Fear Strikes Wall Street, Should You Be Afraid?

When we are looking at the high points in the market, the word that gets thrown around is "euphoria". Euphoric investors buy too high, hang on thinking there is no ceiling, and are consummate bulls. On the flip side, when the markets are trailing lower, we look for "despondency", or when all hopes seem lost. It feels like we are getting pretty close, but inflation data needs to settle and tick down, economic strength needs to sustain, and unemployment needs to remain low (aka – staying away from stagflation). This is why interest rates and the Fed talk have been hyper-relevant.

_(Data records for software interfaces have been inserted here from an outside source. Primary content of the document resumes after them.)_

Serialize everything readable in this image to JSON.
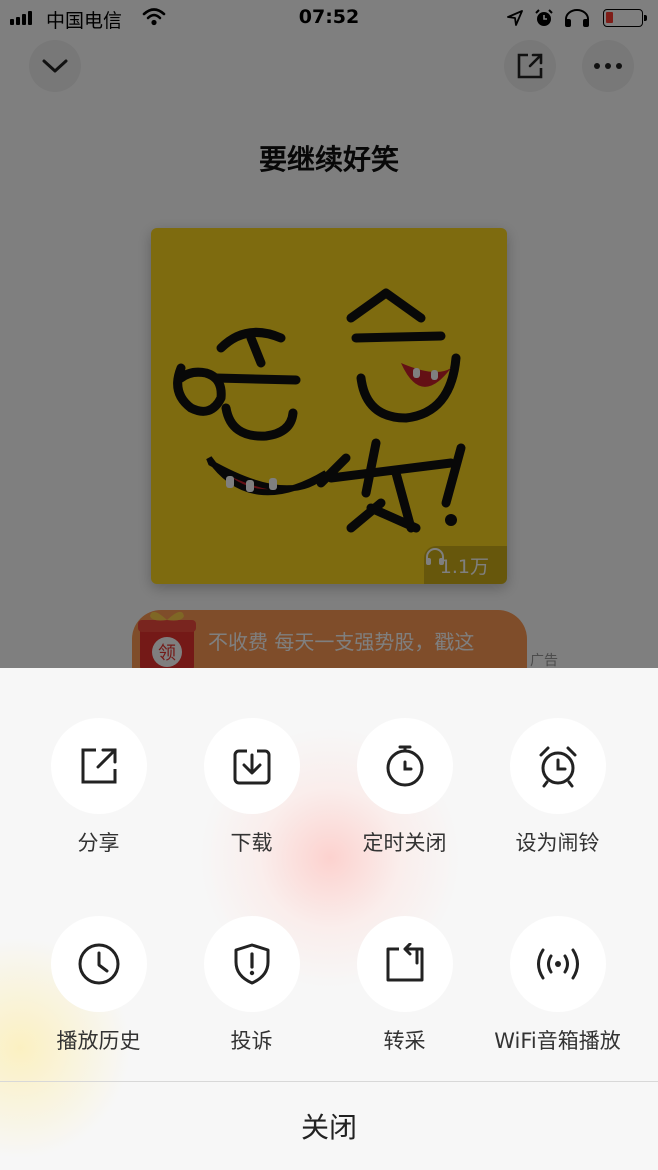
{
  "status_bar": {
    "carrier": "中国电信",
    "time": "07:52"
  },
  "player": {
    "title": "要继续好笑",
    "play_count": "1.1万"
  },
  "ad": {
    "gift_label": "领",
    "text": "不收费 每天一支强势股，戳这",
    "tag": "广告"
  },
  "action_sheet": {
    "actions": [
      {
        "label": "分享",
        "icon": "share-icon"
      },
      {
        "label": "下载",
        "icon": "download-icon"
      },
      {
        "label": "定时关闭",
        "icon": "timer-icon"
      },
      {
        "label": "设为闹铃",
        "icon": "alarm-clock-icon"
      },
      {
        "label": "播放历史",
        "icon": "history-clock-icon"
      },
      {
        "label": "投诉",
        "icon": "report-shield-icon"
      },
      {
        "label": "转采",
        "icon": "repost-icon"
      },
      {
        "label": "WiFi音箱播放",
        "icon": "wifi-speaker-icon"
      }
    ],
    "close_label": "关闭"
  },
  "colors": {
    "cover_background": "#fcd61e",
    "ad_background": "#ff9a54",
    "sheet_background": "#f7f7f7",
    "battery_low": "#ff3b30"
  }
}
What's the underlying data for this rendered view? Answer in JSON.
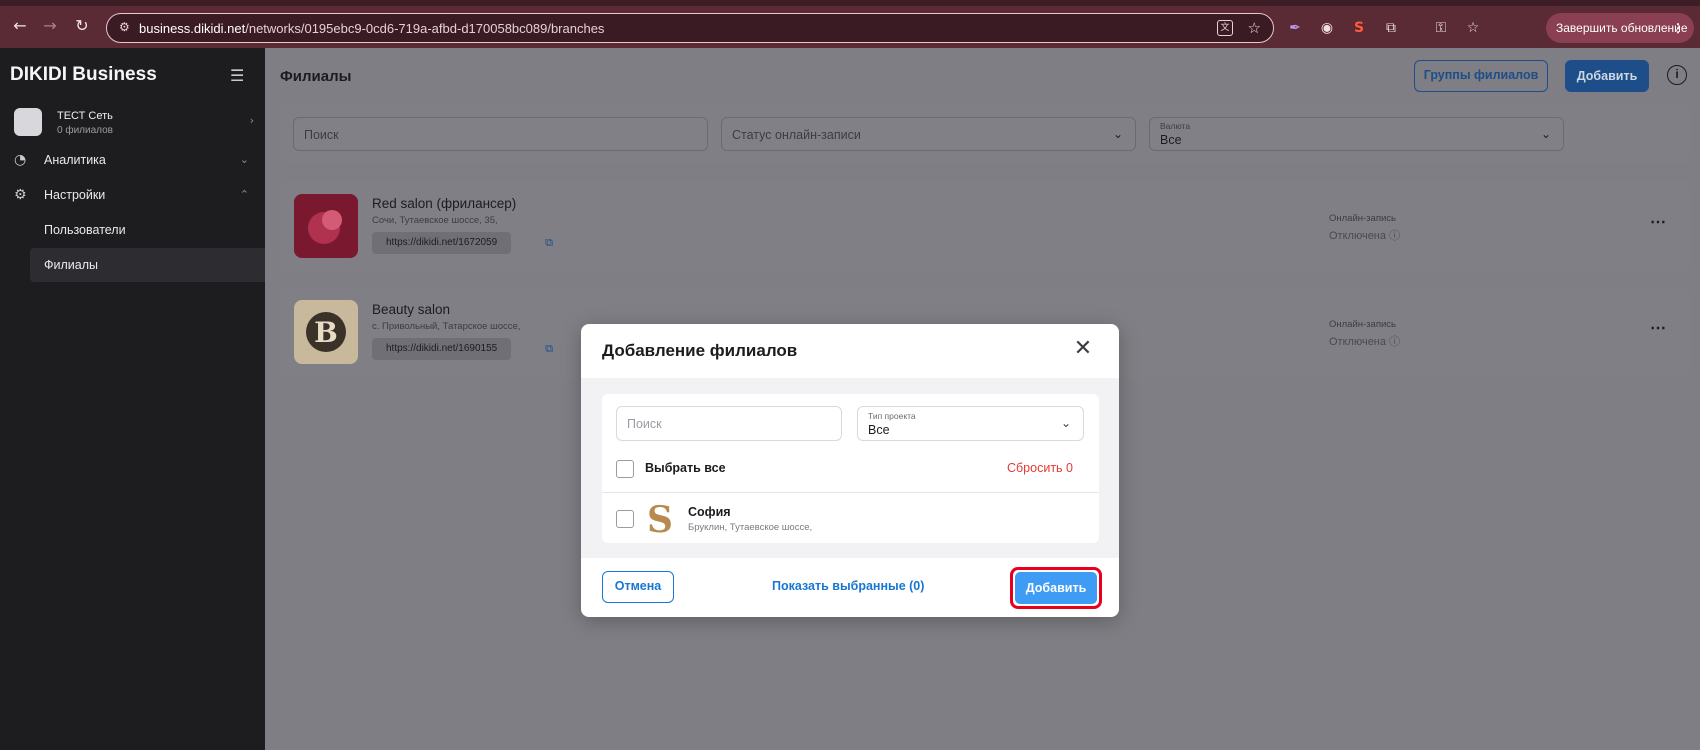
{
  "browser": {
    "url_domain": "business.dikidi.net",
    "url_path": "/networks/0195ebc9-0cd6-719a-afbd-d170058bc089/branches",
    "update_button": "Завершить обновление",
    "icons": [
      "back-icon",
      "forward-icon",
      "reload-icon",
      "site-settings-icon",
      "translate-icon",
      "star-icon",
      "feather-icon",
      "globe-icon",
      "extension-s-icon",
      "puzzle-icon",
      "key-icon",
      "bookmark-star-icon"
    ]
  },
  "sidebar": {
    "brand": "DIKIDI Business",
    "network": {
      "name": "ТЕСТ Сеть",
      "sub": "0 филиалов"
    },
    "items": [
      {
        "label": "Аналитика",
        "icon": "pie-chart-icon"
      },
      {
        "label": "Настройки",
        "icon": "gear-icon"
      }
    ],
    "subitems": [
      {
        "label": "Пользователи"
      },
      {
        "label": "Филиалы",
        "active": true
      }
    ]
  },
  "main": {
    "title": "Филиалы",
    "groups_button": "Группы филиалов",
    "add_button": "Добавить",
    "filters": {
      "search_placeholder": "Поиск",
      "status_placeholder": "Статус онлайн-записи",
      "currency_label": "Валюта",
      "currency_value": "Все"
    },
    "branches": [
      {
        "name": "Red salon (фрилансер)",
        "address": "Сочи, Тутаевское шоссе, 35,",
        "link": "https://dikidi.net/1672059",
        "online_label": "Онлайн-запись",
        "online_status": "Отключена",
        "logo_color": "#8a1a35"
      },
      {
        "name": "Beauty salon",
        "address": "с. Привольный, Татарское шоссе,",
        "link": "https://dikidi.net/1690155",
        "online_label": "Онлайн-запись",
        "online_status": "Отключена",
        "logo_color": "#d8c6a8"
      }
    ]
  },
  "modal": {
    "title": "Добавление филиалов",
    "search_placeholder": "Поиск",
    "type_label": "Тип проекта",
    "type_value": "Все",
    "select_all": "Выбрать все",
    "reset": "Сбросить 0",
    "items": [
      {
        "name": "София",
        "address": "Бруклин, Тутаевское шоссе,",
        "logo_letter": "S"
      }
    ],
    "cancel": "Отмена",
    "show_selected": "Показать выбранные (0)",
    "add": "Добавить"
  },
  "colors": {
    "primary": "#1976d2",
    "add_button": "#3f9cf5",
    "highlight": "#e8001c",
    "reset": "#e53935"
  }
}
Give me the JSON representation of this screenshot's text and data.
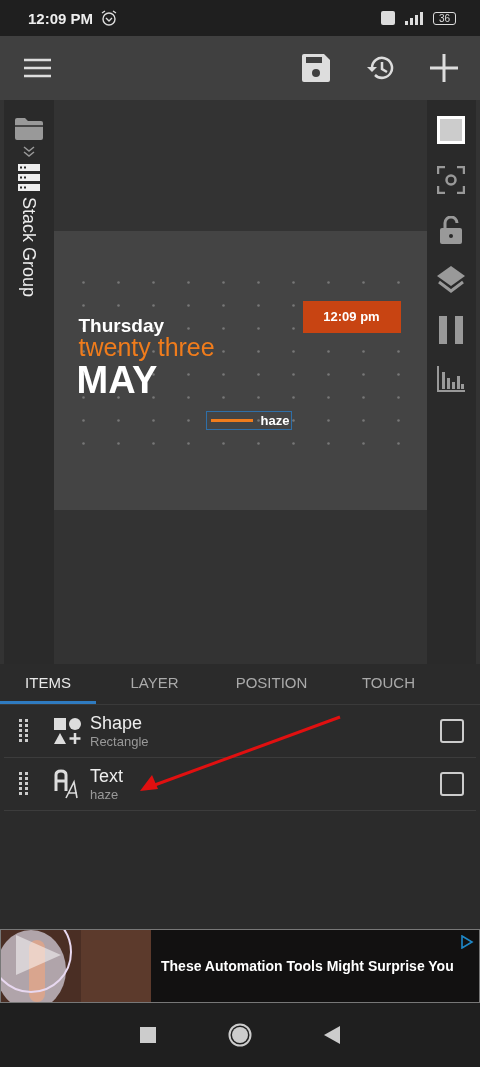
{
  "status_bar": {
    "time": "12:09 PM",
    "battery": "36"
  },
  "left_rail": {
    "label": "Stack Group"
  },
  "preview": {
    "day": "Thursday",
    "date": "twenty three",
    "month": "MAY",
    "time": "12:09 pm",
    "caption": "haze"
  },
  "tabs": [
    {
      "label": "ITEMS",
      "selected": true
    },
    {
      "label": "LAYER",
      "selected": false
    },
    {
      "label": "POSITION",
      "selected": false
    },
    {
      "label": "TOUCH",
      "selected": false
    }
  ],
  "items": [
    {
      "kind": "shape",
      "title": "Shape",
      "subtitle": "Rectangle",
      "checked": false
    },
    {
      "kind": "text",
      "title": "Text",
      "subtitle": "haze",
      "checked": false
    }
  ],
  "ad": {
    "headline": "These Automation Tools Might Surprise You"
  }
}
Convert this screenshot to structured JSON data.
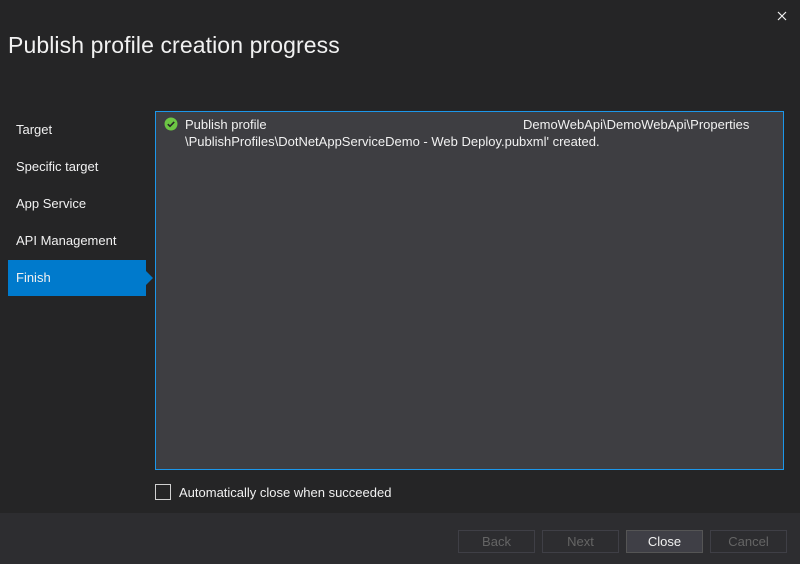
{
  "dialog": {
    "title": "Publish profile creation progress",
    "close_icon": "close-icon"
  },
  "nav": {
    "items": [
      {
        "label": "Target",
        "active": false
      },
      {
        "label": "Specific target",
        "active": false
      },
      {
        "label": "App Service",
        "active": false
      },
      {
        "label": "API Management",
        "active": false
      },
      {
        "label": "Finish",
        "active": true
      }
    ]
  },
  "output": {
    "status_icon": "check-circle-icon",
    "line1": "Publish profile",
    "line1_path": "DemoWebApi\\DemoWebApi\\Properties",
    "line2": "\\PublishProfiles\\DotNetAppServiceDemo - Web Deploy.pubxml' created."
  },
  "options": {
    "auto_close_label": "Automatically close when succeeded",
    "auto_close_checked": false
  },
  "buttons": {
    "back": "Back",
    "next": "Next",
    "close": "Close",
    "cancel": "Cancel"
  },
  "colors": {
    "accent": "#007acc",
    "success": "#6cc644",
    "background": "#252526",
    "panel": "#3e3e42"
  }
}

We don’t know how long this will last, but let’s take a common-sense step back. The further we look out, the more positive our outlook is even with this short-term misery we are feeling. We are through the pandemic, unemployment is low, corporate profits are still strong, technology has made things cheaper, and global supply chains can only get better. With all of that, it’s not unfair to be concerned right now. The concern is rational, but the selling in the market has become irrational. Additionally, we have to remember we are coming off of a hot market from last year and this is normal, as uncomfortable as it feels. It feels like there are few places to "hide" with bonds and stocks both feeling the pains of the market, which feels a bit like despondency to me.

Spring is here, warm weather is returning to the Northeast, and good times are ahead. These are usually times when the emotional lose money, and the steadfast make money. Let’s stay steadfast as uncomfortable, or despondent, as it may feel.

linkedin facebook pinterest youtube rss twitter instagram facebook-blank rss-blank linkedin-blank pinterest youtube twitter instagram